Patience‘Love is patient and kind…’ (Bible 1 Corinthians 13:4) 

Habits of Mind : Thinking flexibly  

Patience is certainly something that my secondary school maths teacher had in abundance. It was due to his patience that I was able to achieve a reasonable pass in my O Level (I am pre-GCSE in age!) maths. Mr Roake was a kind teacher who exhibited love for his pupils through infinite patience, gently explaining time and time again a maths problem with which we struggled. His patience contrasted with my own impatience, which wanted answers and easy results right away. 
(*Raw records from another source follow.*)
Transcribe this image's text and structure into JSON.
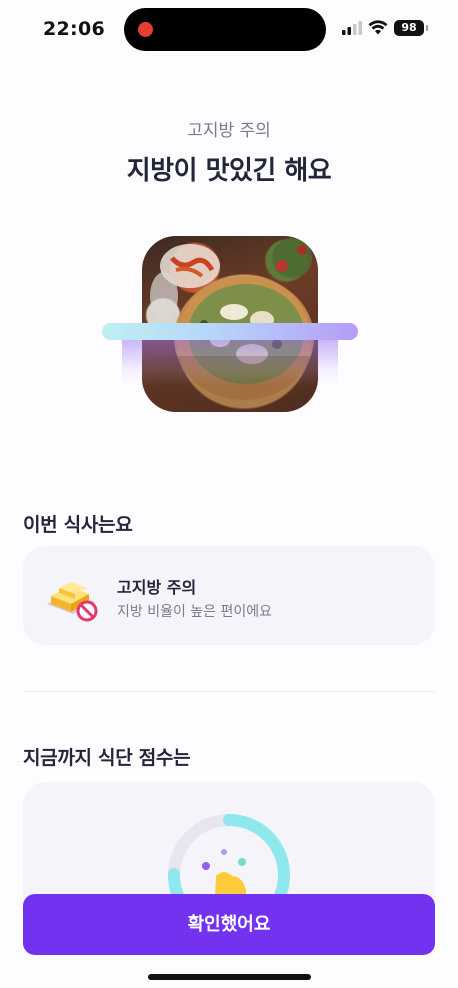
{
  "status_bar": {
    "time": "22:06",
    "battery": "98",
    "icons": [
      "recording-dot-icon",
      "cellular-signal-icon",
      "wifi-icon",
      "battery-icon"
    ]
  },
  "header": {
    "subtitle": "고지방 주의",
    "title": "지방이 맛있긴 해요"
  },
  "food_image": {
    "icon": "food-photo"
  },
  "meal_section": {
    "heading": "이번 식사는요",
    "card": {
      "icon": "butter-no-icon",
      "title": "고지방 주의",
      "description": "지방 비율이 높은 편이에요"
    }
  },
  "score_section": {
    "heading": "지금까지 식단 점수는"
  },
  "colors": {
    "accent": "#7331F0",
    "card_bg": "#F6F4FB",
    "ring": "#8EE8EE",
    "warning": "#E8356E"
  },
  "footer": {
    "confirm_label": "확인했어요"
  }
}
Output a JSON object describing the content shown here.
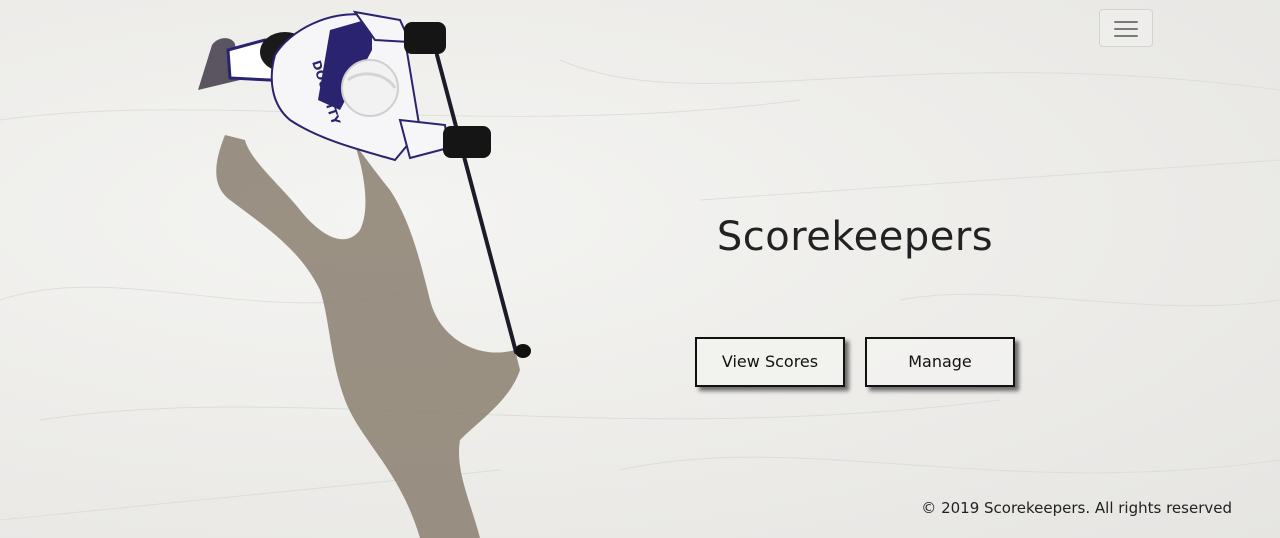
{
  "nav": {
    "menu_icon": "hamburger-menu-icon"
  },
  "hero": {
    "title": "Scorekeepers",
    "background": "hockey-player-on-ice-photo",
    "player_jersey_text": "DOUGHTY"
  },
  "actions": {
    "view_scores_label": "View Scores",
    "manage_label": "Manage"
  },
  "footer": {
    "copyright": "© 2019 Scorekeepers. All rights reserved"
  },
  "colors": {
    "ice": "#eeeeec",
    "text": "#222222",
    "button_border": "#111111",
    "jersey_accent": "#2a2470"
  }
}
Patience is ‘the capacity to accept or tolerate delay, trouble, or suffering without getting angry or upset’. It is largely about enduring something and controlling your emotions, both of which I sometimes found difficult when it came to the learning of maths! The calm patience of Mr Roake taught me not only about maths but perseverance in the face of setbacks and the regulation of my emotions. It taught me that impatience would get me nowhere and that a steady calm approach to problem solving was the road to greater progress. 

My frustration and lack of patience was towards myself in this case, but how much more important is patience towards others. Patience is often named as a virtue and in the Bible, St. Paul in his first letter to the Corinthians, lists it as one of the marks of characteristics of agape, love. Agape is a love that is not self-serving and wishes the best for others. It is not a love that counts the cost but gives unreservedly to the deserving and undeserving alike. I’m not sure that the patience I received from Mr Roake was always deserving, yet it ultimately transformed my ability to persevere in the face of setbacks and to overcome frustration. 

In our lives we face many situations which will test our patience and many people who will test our patience too! Patience is often contrary to our first instincts and then we need to manage our impulsivity (another important habit of mind). Patience involves taking time to understand another person’s point of view and withholding any hasty judgments. 

Like any virtue it is a skill that we must learn and practice because few of us have it naturally, but it benefits both our ability to persist in difficult situations and improves our relationships with those around us. 

Christine Crossley